One of the greatest fallacies of modern life is the lie that is propagated by Human Remorse and Senior Management across the world. You ready ? Here it is
“People are our most important resource“.
What a load of tosh. What a transparent, shallow, and patently false myth this is to tell people that are easily fooled. A true Dunning-Kruger moment. People want to believe that they are valued at work. They want to believe that their work is important and vital. It’s human nature to be perceive illusory superiority and fail to question it.
It’s important to feel ‘valued’
Apparently, employees who feel valued by the company work better, and will work for less money. I recall seeing studies on this several times and realised that this has developed into an entire business. Your so-called Human Resources Team is there to help you feel good about your job in the hope that you will feel valued and important – thus saving the company money.
most important resource? -
Not people – it’s profit.

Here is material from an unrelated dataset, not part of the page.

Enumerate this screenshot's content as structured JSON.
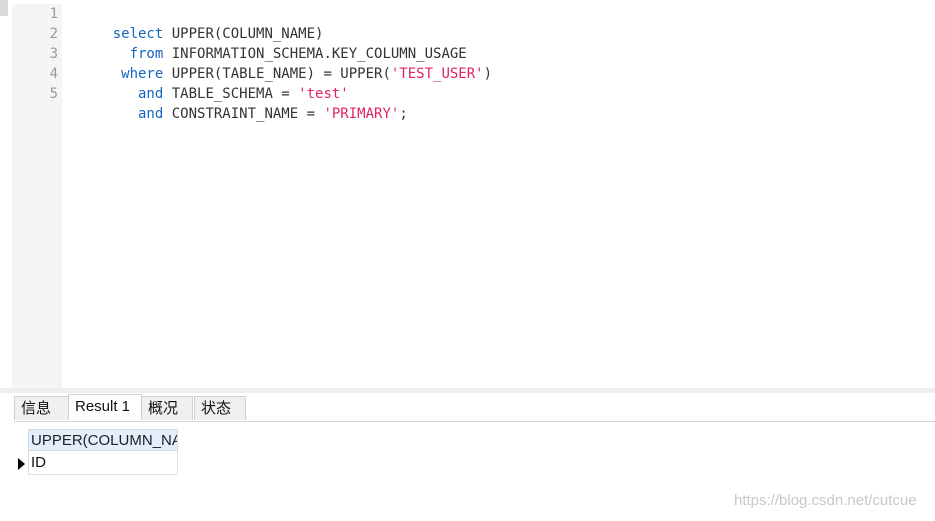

One thing that I have noticed recently, is that CEO’s and Chairmen constantly refer to how vital their workforce is to their success. Given that these people really only focus on money, percentages and targets (it’s their job right ?), it’s a strange element of a business strategy to espouse. The blunt truth is that people matter ONLY when the company is making money.
Think about this: when a company becomes loss making does the CEO treat their ‘people’, their “human resources ” as their most important resource ? No, they get rid of them. And even when they are making a good profit, the company wants to keep costs as low as possible by paying staff as little as possible. This maximises profits.
So maybe you aren’t that important after all. No ? Do you think it’s easy for the CEO say “people matter”, knowing that they will get a good result without spending money ? I do. I so cynically do.
And I’ve noticed my fellow workers really lap this up. Eyes shining and heart beating in their dumb little chests as they want to believe.
As you face up to the inevitable office party this year, think about the following:
- A company that will spend fifty pounds a head to take you to a tax deductible party but wouldn’t give you fifty pounds a year as a pay rise isn’t really interested in you. Right ?
- You will get to “enjoy” the company of people that you already spent most of your life around.
- Most of the people that you work with are not people that you really like. Lets face it, you didn’t choose them, life chose them for you.
- You get to talk about work. (There’s a great idea.)
- You have to be careful what you say. Office Politics and all that.
Look, before you call me a grinch, I like working and love my job. Networking is an amazing career choice, full of options, interesting work and good people. Some of them I would even class as friends. But I’m not convinced that going to a party is a good life choice.
You need to look after your own career, and your own life. While you clutch that glass of cheap beer, and stare across the discarded catering food that you didn’t really like, and gape at the group of people that you see at least five days a week, think about what you are doing and ask why ? Why am I here ?
Remember who you are going to wake up with in the morning. That’s right. Yourself first.
That’s why I don’t go to Office Christmas Parties, or leaving parties, or team parties. I’m at home, doing something that I want to do. Go out and get on with your life. Work shouldn’t consume your life, it’s just part of it.
Most importantly, remember: The company that you work for doesn’t love you as much as you should love yourself.